Highlights of his legal career included: 1878: crown prosecutor; 1884: acting District Court judge and a permanent member of the bench; and acting on occasions as a Supreme Court judge.
He retired in 1921, but remained active in public life.
His varied interests included: president of the New South Wales Rowing Association, the United Charities Fund, the Navy League and the Benevolent Society of New South Wales; long-term councillor of the Royal Australian Historical Society; and a member of the Sydney Philharmonic Society.
He died at his home at Elizabeth Bay on 1 August 1939.
From the Australian Dictionary of Biography
His membership of Senate
Backhouse served on the Senate of the University of Sydney from 1887 to 1939. He was elected Vice-Chancellor in 1892-94, 1896-99 and 1911-14.
When the 1912 amending legislation created new conditions for the appointment of Fellows of Senate, his lifetime tenure was specifically confirmed.
In addition, he was a fellow of St Paul's College until 1928 when he resigned on a matter of domestic policy. An original member of the Sydney University Union, he helped to reconstitute it as a large-scale club in 1913 and was its lifelong supporter. Interested in music and drama, and in all kinds of organized sport, he fostered these outside and inside the university.
In December 1937 Senate resolved as follows: "His Honour Judge Backhouse has been a member of the Senate for more than fifty years, first as a Fellow elected by the graduates and then for nearly twenty-five years as a Fellow upon whom Parliament conferred the honour of life membership. The University owes him a debt of gratitude for his wise counsel and his devotion to its welfare and advancement. The Senate desires to offer him most cordial congratulations on his long record of distinguished service, and every good wish for his health and happiness."

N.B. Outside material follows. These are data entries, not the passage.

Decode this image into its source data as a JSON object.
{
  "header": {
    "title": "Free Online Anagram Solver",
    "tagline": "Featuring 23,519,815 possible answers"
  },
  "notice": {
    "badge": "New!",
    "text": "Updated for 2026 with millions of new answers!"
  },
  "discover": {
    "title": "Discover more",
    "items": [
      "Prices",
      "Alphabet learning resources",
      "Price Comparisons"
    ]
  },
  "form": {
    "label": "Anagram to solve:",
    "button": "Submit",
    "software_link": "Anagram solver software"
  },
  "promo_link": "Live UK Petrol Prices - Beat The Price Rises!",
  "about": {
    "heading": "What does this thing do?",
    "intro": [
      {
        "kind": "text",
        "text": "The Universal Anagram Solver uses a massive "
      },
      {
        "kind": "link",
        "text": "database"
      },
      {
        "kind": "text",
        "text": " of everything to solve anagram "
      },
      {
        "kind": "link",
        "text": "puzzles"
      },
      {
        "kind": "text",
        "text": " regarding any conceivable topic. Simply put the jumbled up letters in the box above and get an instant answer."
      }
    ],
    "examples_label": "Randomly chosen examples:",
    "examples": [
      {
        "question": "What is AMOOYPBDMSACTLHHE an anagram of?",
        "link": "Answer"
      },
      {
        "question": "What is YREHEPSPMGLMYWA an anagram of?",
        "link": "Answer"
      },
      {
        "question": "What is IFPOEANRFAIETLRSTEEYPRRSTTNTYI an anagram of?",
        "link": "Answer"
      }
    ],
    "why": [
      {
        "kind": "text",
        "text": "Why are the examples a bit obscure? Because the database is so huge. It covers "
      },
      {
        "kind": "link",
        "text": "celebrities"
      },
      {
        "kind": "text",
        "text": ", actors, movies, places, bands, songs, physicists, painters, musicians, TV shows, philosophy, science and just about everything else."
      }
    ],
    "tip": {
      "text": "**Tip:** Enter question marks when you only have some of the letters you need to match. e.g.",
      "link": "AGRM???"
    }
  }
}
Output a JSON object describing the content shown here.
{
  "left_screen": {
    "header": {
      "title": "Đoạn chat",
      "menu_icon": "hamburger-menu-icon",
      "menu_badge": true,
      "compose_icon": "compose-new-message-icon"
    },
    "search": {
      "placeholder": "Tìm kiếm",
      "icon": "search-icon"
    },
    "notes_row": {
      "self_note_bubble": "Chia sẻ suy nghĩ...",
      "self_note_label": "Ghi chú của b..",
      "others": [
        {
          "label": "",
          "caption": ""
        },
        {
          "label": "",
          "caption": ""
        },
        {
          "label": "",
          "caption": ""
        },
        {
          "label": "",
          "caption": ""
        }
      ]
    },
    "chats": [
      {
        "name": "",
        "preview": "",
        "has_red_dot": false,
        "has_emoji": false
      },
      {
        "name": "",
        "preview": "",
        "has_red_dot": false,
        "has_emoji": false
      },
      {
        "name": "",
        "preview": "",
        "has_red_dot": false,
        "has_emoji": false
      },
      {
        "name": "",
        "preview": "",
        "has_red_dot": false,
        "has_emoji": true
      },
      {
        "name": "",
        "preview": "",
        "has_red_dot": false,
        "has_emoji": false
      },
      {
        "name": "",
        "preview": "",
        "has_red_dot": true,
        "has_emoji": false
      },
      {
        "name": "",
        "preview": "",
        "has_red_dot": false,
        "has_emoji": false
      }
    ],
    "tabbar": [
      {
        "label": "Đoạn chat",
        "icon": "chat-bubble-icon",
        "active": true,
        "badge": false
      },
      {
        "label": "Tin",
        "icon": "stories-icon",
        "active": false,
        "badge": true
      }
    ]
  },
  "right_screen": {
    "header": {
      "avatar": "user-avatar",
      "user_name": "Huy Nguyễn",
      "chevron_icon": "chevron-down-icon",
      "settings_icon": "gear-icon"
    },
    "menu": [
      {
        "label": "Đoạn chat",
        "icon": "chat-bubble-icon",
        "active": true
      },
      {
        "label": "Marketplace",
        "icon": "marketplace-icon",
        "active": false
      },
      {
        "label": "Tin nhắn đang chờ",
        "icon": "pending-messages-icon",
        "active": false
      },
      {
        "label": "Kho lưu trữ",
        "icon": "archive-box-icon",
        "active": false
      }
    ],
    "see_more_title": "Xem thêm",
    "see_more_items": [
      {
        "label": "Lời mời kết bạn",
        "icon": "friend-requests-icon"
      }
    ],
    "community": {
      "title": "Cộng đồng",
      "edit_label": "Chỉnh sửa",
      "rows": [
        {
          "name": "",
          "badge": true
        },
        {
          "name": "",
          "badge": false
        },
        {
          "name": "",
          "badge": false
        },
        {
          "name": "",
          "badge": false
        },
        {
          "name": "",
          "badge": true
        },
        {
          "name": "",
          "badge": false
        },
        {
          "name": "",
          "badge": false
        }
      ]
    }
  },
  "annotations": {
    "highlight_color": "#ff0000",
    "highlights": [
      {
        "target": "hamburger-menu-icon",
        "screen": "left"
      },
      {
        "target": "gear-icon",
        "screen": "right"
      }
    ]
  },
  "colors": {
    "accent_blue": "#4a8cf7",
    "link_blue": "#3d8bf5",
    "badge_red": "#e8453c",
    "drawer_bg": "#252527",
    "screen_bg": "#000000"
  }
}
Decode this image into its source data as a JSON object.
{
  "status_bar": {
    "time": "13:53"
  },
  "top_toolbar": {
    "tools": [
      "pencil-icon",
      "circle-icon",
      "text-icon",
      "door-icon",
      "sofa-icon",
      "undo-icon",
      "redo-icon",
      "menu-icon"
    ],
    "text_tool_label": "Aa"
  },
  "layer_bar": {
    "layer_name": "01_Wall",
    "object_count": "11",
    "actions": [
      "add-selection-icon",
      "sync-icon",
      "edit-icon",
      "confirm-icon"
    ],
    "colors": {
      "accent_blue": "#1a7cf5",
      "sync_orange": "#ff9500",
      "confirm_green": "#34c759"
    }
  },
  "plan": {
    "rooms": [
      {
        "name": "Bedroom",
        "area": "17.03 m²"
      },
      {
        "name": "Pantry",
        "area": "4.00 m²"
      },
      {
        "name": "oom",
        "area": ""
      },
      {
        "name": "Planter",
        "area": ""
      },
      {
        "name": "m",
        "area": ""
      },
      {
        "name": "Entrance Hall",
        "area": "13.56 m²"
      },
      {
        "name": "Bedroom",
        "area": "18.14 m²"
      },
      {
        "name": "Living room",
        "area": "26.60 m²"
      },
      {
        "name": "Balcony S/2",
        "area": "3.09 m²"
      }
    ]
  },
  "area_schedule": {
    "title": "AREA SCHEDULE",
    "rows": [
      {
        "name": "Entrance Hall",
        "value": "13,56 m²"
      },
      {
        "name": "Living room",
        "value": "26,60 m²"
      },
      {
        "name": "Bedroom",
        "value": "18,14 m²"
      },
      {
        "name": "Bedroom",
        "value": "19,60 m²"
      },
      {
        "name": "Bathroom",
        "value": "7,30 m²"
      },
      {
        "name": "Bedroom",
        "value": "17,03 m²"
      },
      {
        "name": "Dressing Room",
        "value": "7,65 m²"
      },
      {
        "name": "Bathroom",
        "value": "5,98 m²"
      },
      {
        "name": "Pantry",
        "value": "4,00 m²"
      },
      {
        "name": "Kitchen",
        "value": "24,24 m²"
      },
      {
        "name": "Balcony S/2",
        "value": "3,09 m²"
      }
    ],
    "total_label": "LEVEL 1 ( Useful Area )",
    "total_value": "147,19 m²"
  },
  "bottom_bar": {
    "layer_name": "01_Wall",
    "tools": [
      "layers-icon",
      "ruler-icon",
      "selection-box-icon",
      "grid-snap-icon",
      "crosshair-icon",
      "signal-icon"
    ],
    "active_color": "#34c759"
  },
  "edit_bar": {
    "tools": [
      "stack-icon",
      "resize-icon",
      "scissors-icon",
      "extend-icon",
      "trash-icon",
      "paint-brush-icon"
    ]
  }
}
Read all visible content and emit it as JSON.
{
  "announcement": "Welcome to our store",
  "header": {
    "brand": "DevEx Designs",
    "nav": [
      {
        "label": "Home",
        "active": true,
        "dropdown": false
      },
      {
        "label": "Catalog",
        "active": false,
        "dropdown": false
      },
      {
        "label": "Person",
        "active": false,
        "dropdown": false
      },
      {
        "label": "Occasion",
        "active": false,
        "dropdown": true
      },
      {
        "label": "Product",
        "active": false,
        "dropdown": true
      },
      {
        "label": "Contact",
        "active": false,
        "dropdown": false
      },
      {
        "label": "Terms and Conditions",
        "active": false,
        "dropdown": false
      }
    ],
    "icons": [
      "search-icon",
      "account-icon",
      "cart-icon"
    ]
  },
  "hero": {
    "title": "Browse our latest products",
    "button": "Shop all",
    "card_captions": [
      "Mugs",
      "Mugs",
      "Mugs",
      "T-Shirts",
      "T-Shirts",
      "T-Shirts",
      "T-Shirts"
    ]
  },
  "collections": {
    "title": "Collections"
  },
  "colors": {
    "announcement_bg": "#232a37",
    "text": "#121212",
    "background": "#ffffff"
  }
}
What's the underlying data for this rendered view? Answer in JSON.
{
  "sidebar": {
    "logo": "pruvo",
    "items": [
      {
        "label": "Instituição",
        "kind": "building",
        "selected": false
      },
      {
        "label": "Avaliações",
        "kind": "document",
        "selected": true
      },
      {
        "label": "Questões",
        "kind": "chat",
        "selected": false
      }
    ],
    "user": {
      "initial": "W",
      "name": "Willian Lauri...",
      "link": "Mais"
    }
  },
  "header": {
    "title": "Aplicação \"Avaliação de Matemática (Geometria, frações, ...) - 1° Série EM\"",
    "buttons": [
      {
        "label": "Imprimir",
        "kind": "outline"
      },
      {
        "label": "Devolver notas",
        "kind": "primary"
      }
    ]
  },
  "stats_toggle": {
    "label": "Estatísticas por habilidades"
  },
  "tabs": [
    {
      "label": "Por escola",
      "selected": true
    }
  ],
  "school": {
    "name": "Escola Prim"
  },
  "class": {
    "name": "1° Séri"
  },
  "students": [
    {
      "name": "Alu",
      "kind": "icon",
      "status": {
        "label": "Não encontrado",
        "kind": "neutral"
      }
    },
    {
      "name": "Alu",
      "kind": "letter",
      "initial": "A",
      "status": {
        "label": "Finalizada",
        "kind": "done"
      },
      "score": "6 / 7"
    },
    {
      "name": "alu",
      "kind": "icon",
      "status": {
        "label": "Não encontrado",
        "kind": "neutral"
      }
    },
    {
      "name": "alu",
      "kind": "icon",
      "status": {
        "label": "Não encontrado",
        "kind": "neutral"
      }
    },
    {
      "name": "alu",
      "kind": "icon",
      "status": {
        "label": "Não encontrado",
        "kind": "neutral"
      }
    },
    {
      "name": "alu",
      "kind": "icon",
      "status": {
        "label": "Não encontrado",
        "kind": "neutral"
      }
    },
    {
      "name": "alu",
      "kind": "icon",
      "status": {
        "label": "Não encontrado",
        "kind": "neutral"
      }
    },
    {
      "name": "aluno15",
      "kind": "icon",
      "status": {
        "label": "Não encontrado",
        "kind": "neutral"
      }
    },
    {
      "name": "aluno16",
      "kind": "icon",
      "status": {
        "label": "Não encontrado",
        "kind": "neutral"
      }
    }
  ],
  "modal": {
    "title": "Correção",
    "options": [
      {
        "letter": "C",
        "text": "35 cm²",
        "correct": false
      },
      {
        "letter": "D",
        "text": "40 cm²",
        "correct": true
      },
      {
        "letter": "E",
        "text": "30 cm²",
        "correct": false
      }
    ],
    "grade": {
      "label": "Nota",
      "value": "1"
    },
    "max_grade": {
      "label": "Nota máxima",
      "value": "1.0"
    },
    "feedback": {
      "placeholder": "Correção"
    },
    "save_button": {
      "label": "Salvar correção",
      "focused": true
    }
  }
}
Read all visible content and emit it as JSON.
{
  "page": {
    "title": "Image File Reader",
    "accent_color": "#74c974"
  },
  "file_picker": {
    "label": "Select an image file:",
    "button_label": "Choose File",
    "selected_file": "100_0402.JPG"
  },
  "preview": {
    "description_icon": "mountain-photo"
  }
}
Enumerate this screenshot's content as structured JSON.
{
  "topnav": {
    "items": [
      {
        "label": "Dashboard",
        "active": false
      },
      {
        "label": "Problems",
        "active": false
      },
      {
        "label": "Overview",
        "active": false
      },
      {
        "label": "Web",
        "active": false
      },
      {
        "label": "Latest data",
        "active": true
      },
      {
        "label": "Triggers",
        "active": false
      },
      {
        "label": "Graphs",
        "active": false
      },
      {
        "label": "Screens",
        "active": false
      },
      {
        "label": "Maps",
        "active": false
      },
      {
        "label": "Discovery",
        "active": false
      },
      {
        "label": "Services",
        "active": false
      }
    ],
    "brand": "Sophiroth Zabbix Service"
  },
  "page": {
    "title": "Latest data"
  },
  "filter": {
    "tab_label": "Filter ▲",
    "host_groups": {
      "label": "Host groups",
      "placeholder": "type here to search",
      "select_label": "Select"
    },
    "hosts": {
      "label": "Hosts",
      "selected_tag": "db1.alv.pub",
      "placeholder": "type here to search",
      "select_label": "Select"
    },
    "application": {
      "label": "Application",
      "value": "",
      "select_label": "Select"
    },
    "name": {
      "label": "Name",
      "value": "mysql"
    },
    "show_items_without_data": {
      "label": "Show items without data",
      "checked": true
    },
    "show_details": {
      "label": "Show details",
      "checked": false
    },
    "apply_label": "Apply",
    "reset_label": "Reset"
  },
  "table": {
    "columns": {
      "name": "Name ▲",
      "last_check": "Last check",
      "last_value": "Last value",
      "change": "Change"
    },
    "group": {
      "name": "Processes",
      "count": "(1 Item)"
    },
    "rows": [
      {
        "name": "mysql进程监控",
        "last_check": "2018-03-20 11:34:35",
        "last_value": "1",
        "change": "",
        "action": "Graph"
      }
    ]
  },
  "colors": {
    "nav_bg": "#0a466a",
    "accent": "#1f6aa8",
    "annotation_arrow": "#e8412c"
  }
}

At the meeting held in August 1939, the Senate received the news of the death of Judge Backhouse and unanimously adopted the following resolution: "It is with profound regret that the Senate records the death, on the 1st August, 1939, of His Honour Judge Alfred Paxton Backhouse, MA.
The Senate desires to express its deep sense of the great loss sustained by the University through the passing of one who was a Fellow of the Senate for fifty-two years, and who was Vice-Chancellor from 1892 to 1895, from 1896 to 1900, and from 1911 to 1914.
As an undergraduate in the Faculty of Arts, Judge Backhouse had a distinguished course. He graduated in 1872 with First Class Honours in Classics and First Class Honours in Mathematics and Natural Philosophy. He became a Master of Arts in 1875.
From his first appearance as a Fellow of the Senate in 1887 until his death in 1939, hee showed a keen interest in every phase of University activity, and, during his long period of service, he made countless friends by his many outstanding qualities. His service as a member of the Finance Committee, the Buildings and Grounds Committee, the University Extension Board, the Council of St Paul's College, and on other Committees, was invaluable. He had, throughout his long life, an interest in every part of University life, and none the least was his steadfast support of the undergraduates and of undergraduate life.
He may be named as one of the most loyal supporters of the University of Sydney, and he took pride in its progress for more than half a century. No one, and no one after, can hope to emulate the example given by this great Son of SYdney University.
One of his greatest qualifications was his intimate knowledge of academic procedure, and those who have been fortunate enough to have had association with him for many years realise the greatness and the goodness of the man. His name will live in the history of the University of Sydney as one of the most representative of the ability, learning, and character that gave the institution whatever claim to greatness its first century may establish. The name of Backhouse will be an inspiration to the generations to come as one who helped in guiding the counsels of the University with the wisdom which gained for him both the admiration and esteem of all its members."